> YOUR INSTRUCTIONS
Go through the entries below and say how many lines hold the word "icon". Nothing else is needed.

================

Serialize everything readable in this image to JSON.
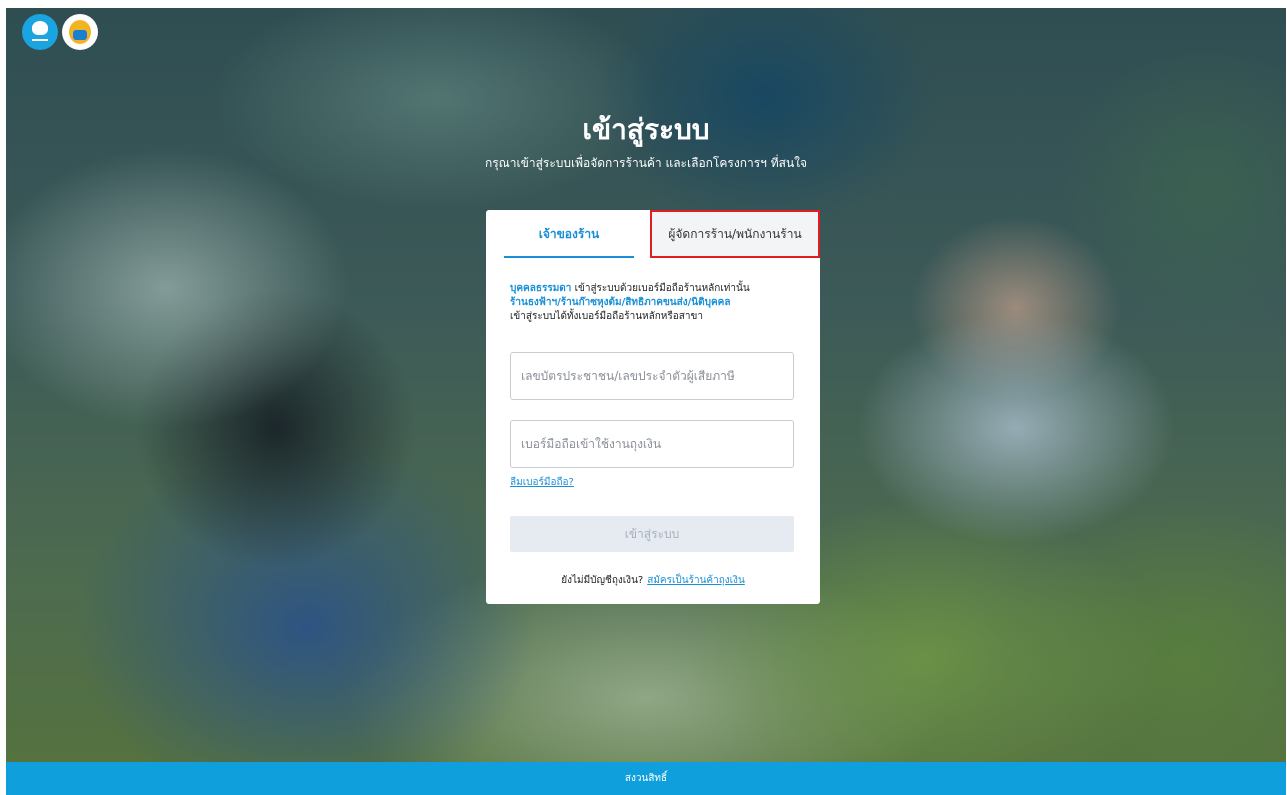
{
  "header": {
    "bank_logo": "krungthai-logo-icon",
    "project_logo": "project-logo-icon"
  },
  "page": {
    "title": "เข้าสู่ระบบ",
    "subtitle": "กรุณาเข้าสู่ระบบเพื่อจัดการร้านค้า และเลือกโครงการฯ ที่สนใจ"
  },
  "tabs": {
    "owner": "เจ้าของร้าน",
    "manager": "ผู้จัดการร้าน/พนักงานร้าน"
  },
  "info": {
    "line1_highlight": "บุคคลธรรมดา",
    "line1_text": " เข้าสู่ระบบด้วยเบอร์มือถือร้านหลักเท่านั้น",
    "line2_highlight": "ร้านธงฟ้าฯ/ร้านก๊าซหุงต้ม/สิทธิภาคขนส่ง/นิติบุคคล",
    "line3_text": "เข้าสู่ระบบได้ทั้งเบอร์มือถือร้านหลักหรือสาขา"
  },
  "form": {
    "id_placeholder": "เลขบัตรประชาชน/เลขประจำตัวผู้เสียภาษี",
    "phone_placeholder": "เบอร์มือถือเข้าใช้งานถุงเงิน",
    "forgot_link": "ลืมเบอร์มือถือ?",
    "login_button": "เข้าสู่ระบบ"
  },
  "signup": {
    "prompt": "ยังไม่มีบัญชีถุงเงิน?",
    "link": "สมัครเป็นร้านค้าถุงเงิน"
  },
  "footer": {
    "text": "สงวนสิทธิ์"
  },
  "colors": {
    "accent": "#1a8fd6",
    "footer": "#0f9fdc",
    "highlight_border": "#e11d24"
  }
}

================

> ANSWER FOR THIS EXERCISE
2